Also, in the next part of your article, the first of the 10 myths about the cold, it just blows my mind that you so boldly quote some 'professional' who says we do not lose most of our body heat from our head... as if to dispute conventional wisdom. However, then you say that if you're all bundled up but your head is not, you DO lose your body heat from an uncovered head! How can you blatantly talk through both sides of your mouth? Why can't you just state clearly from the start what the answer is, rather than pretending to defy all common sense because some 'professional' says so, then go back on that and say your mother was right.

In this age of fake news, when the lies of omission are all over the place, and after researching, spending time to find out the real truth, one finds that the mainstream media left out all of the who, what, when, where and why, and only quoted a single line of the actual person they're quoting. And then one finds that that reporter took that one clip all out of context in order to persuade those who do NOT DO RESEARCH TO FIND THE TRUTH, of something that did not happen, if given context. I would have never thought that the famous Farmer's Almanac would join the fray of fake news journalists. But you are right up there at the top, if you continue to write articles that waste our time reading them, just to play some joke on the reader in the end to contadict what you said at the beginning. I am truly disappointed in this unbelievable display of dishonesty.

Rewarming shock!

People need to be aware of the requirement to rewarm slowly! And always remember: there's no such thing as a "cold" dead body.

Cold hands

About the point on frostbitten hands. I came home one time when I was 9 in pain with frostbitten hands back in 1970. The lady( in her 70's then) who was babysitting us heard me in pain. She and her friend took me took me to the kitchen sink and ran cold water over my hands and rubbed them till the pain was gone. They told me not to use warm water, as it will cause problems. I figure people who grew up in the really old days now, would know how to handle these things better than modern people. Because 100 years ago there was no central heating, only the wood stove. So they would know how to handle these things.

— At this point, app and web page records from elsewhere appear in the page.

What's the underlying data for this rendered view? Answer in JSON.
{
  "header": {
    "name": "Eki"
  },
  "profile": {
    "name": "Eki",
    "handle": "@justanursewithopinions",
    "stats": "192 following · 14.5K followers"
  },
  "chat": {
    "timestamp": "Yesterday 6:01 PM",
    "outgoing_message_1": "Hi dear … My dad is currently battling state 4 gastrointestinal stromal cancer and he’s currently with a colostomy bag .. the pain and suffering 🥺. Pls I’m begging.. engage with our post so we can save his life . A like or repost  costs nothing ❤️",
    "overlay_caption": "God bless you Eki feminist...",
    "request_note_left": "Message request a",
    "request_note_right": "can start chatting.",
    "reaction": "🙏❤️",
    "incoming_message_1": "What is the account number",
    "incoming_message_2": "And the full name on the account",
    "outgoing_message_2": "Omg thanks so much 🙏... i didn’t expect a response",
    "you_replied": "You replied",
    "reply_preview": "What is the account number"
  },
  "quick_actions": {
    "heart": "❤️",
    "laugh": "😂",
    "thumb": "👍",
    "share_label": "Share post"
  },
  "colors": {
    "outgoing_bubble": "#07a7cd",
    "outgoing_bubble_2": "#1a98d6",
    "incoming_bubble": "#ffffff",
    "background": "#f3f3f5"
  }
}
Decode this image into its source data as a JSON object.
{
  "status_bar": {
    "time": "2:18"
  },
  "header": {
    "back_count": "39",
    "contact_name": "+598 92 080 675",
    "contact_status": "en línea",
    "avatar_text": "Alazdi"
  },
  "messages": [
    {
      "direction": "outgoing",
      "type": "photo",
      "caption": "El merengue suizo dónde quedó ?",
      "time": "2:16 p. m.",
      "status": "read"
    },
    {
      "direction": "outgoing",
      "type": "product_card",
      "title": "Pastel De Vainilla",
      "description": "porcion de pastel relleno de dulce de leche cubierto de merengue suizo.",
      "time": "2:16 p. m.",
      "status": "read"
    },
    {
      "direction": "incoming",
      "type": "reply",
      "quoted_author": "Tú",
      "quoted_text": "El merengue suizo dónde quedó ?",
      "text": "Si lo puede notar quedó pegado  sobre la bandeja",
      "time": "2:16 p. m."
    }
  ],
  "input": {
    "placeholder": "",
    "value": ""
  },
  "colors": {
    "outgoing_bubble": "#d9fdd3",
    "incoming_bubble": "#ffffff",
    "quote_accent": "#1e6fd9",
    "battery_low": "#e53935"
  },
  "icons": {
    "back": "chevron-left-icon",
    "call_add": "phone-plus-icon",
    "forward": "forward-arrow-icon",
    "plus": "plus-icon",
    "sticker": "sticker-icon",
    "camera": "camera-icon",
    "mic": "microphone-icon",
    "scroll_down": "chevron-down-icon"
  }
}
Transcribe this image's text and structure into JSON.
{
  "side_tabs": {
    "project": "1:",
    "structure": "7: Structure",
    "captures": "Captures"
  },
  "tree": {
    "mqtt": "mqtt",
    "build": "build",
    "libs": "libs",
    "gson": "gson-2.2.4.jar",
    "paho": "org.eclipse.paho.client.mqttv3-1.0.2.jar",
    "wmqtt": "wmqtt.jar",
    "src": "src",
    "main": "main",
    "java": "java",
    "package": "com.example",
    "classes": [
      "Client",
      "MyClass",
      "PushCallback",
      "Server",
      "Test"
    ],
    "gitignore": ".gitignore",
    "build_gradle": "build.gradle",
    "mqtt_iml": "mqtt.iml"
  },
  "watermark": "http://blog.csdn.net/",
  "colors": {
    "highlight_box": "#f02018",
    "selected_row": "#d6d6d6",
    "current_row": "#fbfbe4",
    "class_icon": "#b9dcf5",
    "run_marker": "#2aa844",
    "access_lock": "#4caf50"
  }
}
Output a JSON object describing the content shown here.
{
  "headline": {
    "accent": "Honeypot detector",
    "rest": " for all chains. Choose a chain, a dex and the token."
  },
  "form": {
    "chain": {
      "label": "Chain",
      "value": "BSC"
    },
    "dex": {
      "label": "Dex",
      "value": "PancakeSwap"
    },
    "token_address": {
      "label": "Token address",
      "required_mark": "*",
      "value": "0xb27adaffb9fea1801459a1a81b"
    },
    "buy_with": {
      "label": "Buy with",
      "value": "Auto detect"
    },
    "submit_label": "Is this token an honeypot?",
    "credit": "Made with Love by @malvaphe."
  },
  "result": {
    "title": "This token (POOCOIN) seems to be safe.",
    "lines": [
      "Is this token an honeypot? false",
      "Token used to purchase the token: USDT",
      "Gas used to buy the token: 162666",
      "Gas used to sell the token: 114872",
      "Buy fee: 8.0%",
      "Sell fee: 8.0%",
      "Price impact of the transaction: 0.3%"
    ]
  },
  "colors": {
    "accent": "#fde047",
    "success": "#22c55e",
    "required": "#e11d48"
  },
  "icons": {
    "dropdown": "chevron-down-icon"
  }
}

For many years afterwards I had a hard time, when the cold came in winter, to be able to move my hands properly, especially if out in the cold. I moved to Singapore and have stayed here for 30 years. I can now go back in winter to Canada and my hands are not affected by the cold and they move really well. The warm weather here must have corrected the problem.

relief from the cold

The Editors's picture

Happy to hear that you found a solution, then and now. Thanks, too, for following us from afar!

'Running' + 'water" obviously is somewhat above freezing...

When your skin is numb (lacks some feeling from the cold) you must be careful to not burn the skin. When feeling returns slowly it might feel like pins and needles but that goes away as the skin returns to normal temperature. Putting hands inside pants or jacket/shirt works. If feet get cold move them over to spouse... for further advice call 1-800-DIVORCE

To Build a Fire, by Jack

To Build a Fire, by Jack London. That's a great book if you want to get an idea of what real cold is like!

10 myths about winter

enjoyed reading this article alot of interesting facts